"We completely cracked the keychain service - used to store passwords and other credentials for different Apple apps - and sandbox containers on OS X, and also identified new weaknesses within the inter-app communication mechanisms on OS X and iOS which can be used to steal confidential data from Evernote, Facebook and other high-profile apps."
The team was able to raid banking credentials from Google Chrome on the latest OS X 10.10.3, using a sandboxed app to steal the system's keychain data and secret iCloud tokens, and passwords from password vaults.
Photos were stolen from WeChat, and the token for popular cloud service Evernote was nabbed, allowing it to be fully compromised.
"The consequences are dire," the team wrote in the paper.
Some 88.6 per cent of 1,612 OS X and 200 iOS apps were found "completely exposed" to unauthorized cross-app resource access (XARA) attacks allowing malicious apps to steal otherwise secure data.
Xing says he reported the flaws to Apple in October 2014.
Apple security bods responded to the researchers in emails seen by El Reg expressing understanding for the gravity of the attacks, and asked for at least six months to fix the problems. In February, the Cupertino staffers requested an advanced copy of the research paper.
Google's Chromium security team was more responsive, and removed keychain integration for Chrome, noting that it could likely not be solved at the application level.
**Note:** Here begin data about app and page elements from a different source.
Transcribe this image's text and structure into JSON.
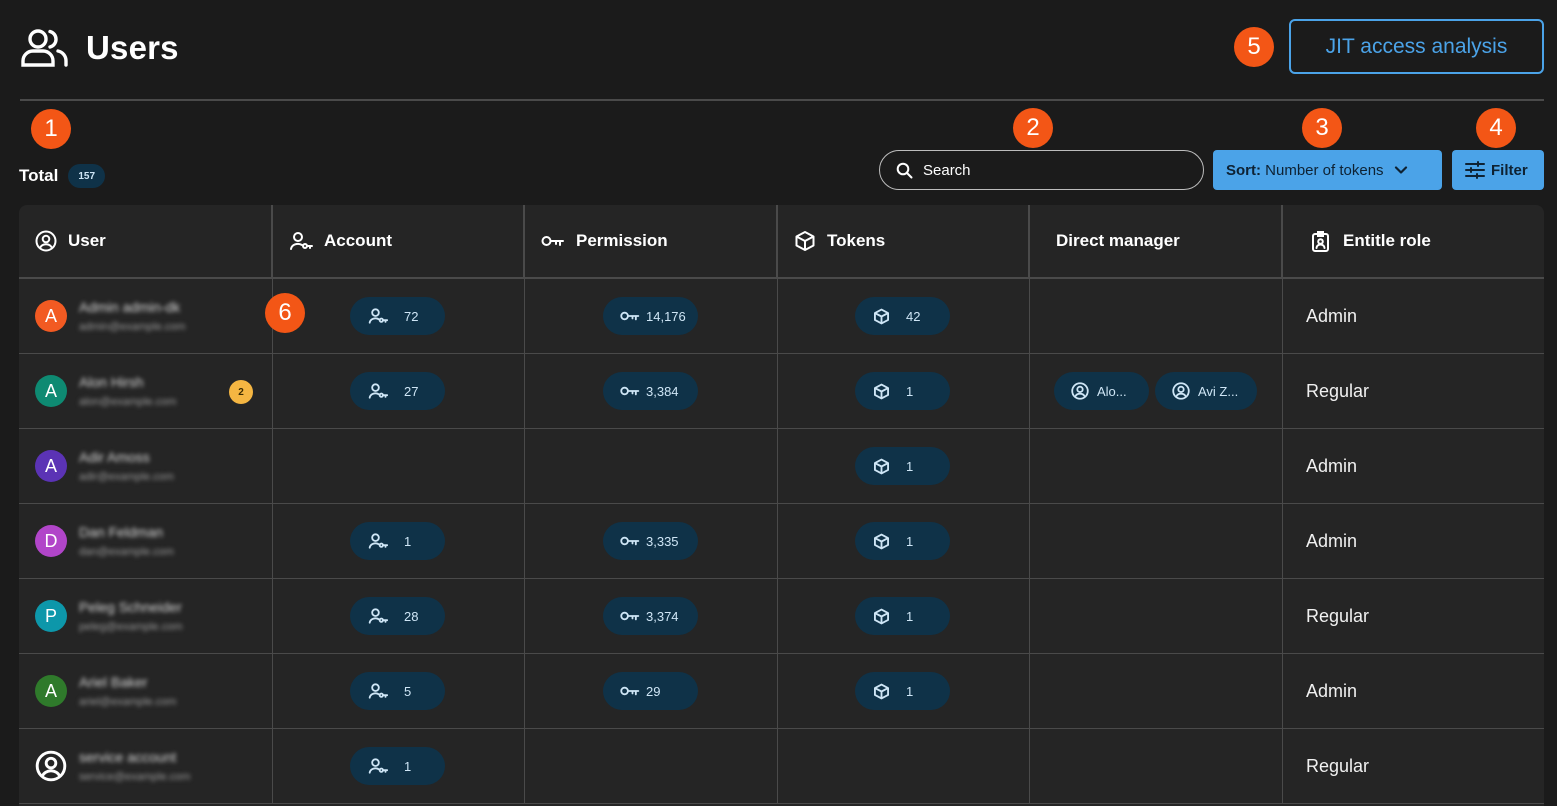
{
  "header": {
    "title": "Users",
    "jit_button": "JIT access analysis"
  },
  "markers": [
    "1",
    "2",
    "3",
    "4",
    "5",
    "6"
  ],
  "toolbar": {
    "total_label": "Total",
    "total_count": "157",
    "search_placeholder": "Search",
    "sort_prefix": "Sort:",
    "sort_value": " Number of tokens",
    "filter_label": "Filter"
  },
  "table": {
    "columns": [
      "User",
      "Account",
      "Permission",
      "Tokens",
      "Direct manager",
      "Entitle role"
    ],
    "rows": [
      {
        "initial": "A",
        "avatar_color": "#f25a22",
        "name": "Admin admin-dk",
        "email": "admin@example.com",
        "badge": "",
        "account": "72",
        "permission": "14,176",
        "tokens": "42",
        "managers": [],
        "role": "Admin"
      },
      {
        "initial": "A",
        "avatar_color": "#0e8a72",
        "name": "Alon Hirsh",
        "email": "alon@example.com",
        "badge": "2",
        "account": "27",
        "permission": "3,384",
        "tokens": "1",
        "managers": [
          "Alo...",
          "Avi Z..."
        ],
        "role": "Regular"
      },
      {
        "initial": "A",
        "avatar_color": "#5b33b5",
        "name": "Adir Amoss",
        "email": "adir@example.com",
        "badge": "",
        "account": "",
        "permission": "",
        "tokens": "1",
        "managers": [],
        "role": "Admin"
      },
      {
        "initial": "D",
        "avatar_color": "#b145c9",
        "name": "Dan Feldman",
        "email": "dan@example.com",
        "badge": "",
        "account": "1",
        "permission": "3,335",
        "tokens": "1",
        "managers": [],
        "role": "Admin"
      },
      {
        "initial": "P",
        "avatar_color": "#0d97aa",
        "name": "Peleg Schneider",
        "email": "peleg@example.com",
        "badge": "",
        "account": "28",
        "permission": "3,374",
        "tokens": "1",
        "managers": [],
        "role": "Regular"
      },
      {
        "initial": "A",
        "avatar_color": "#2f7a2b",
        "name": "Ariel Baker",
        "email": "ariel@example.com",
        "badge": "",
        "account": "5",
        "permission": "29",
        "tokens": "1",
        "managers": [],
        "role": "Admin"
      },
      {
        "initial": "",
        "avatar_color": "",
        "name": "service account",
        "email": "service@example.com",
        "badge": "",
        "account": "1",
        "permission": "",
        "tokens": "",
        "managers": [],
        "role": "Regular"
      }
    ]
  },
  "icons": {
    "users": "users-icon",
    "search": "search-icon",
    "chevron": "chevron-down-icon",
    "filter": "sliders-icon",
    "user": "user-circle-icon",
    "account": "account-key-icon",
    "permission": "key-icon",
    "tokens": "cube-icon",
    "role": "id-badge-icon"
  },
  "colors": {
    "accent": "#4ba3e8",
    "marker": "#f35616",
    "pill": "#0f3248",
    "badge": "#f5b642"
  }
}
AgileBits, owner of popular software 1Password, said it could not find a way to ward off the attacks nor make the malware "work harder" some four months after it was warned of the vulnerabilities. ("Neither we nor Luyi Xing and his team have been able to figure out a completely reliable way to solve this problem," said AgileBits's Jeffrey Goldberg in a blog post today.)
The team's work into XARA attacks is the first of its kind; Apple's app isolation mechanisms are supposed to stop malicious apps from raiding each other. The researchers found "security-critical vulnerabilities" including cross-app resource-sharing mechanisms and communications channels such as the keychain, WebSocket and Scheme.
"Note that not only does our attack code circumvent the OS-level protection but it can also get through the restrictive app vetting process of the Apple Stores, completely defeating its multi-layer defense," the researchers wrote in the paper.
They say almost all XARA flaws arise from Apple's cross-app resource sharing and communication mechanisms such as keychain for sharing passwords, BID based separation, and URL scheme for app invocation, which is different from how the Android system works.
Their research, previously restricted to Android, would lead to a new line of work for the security community studying how the vulnerabilities affect Apple and other platforms.
Here's the boffins' description of their work:
Our study brings to light a series of unexpected, security-critical aws that can be exploited to circumvent Apple's isolation protection and its App Store's security vetting. The consequences of such attacks are devastating, leading to complete disclosure of the most sensitive user information (e.g., passwords) to a malicious app even when it is sandboxed.
Such findings, which we believe are just a tip of the iceberg, will certainly inspire the follow-up research on other XARA hazards across platforms. Most importantly, the new understanding about the fundamental cause of the problem is invaluable to the development of better app isolation protection for future OSes.
In-depth technical details are available in the aforementioned paper. ®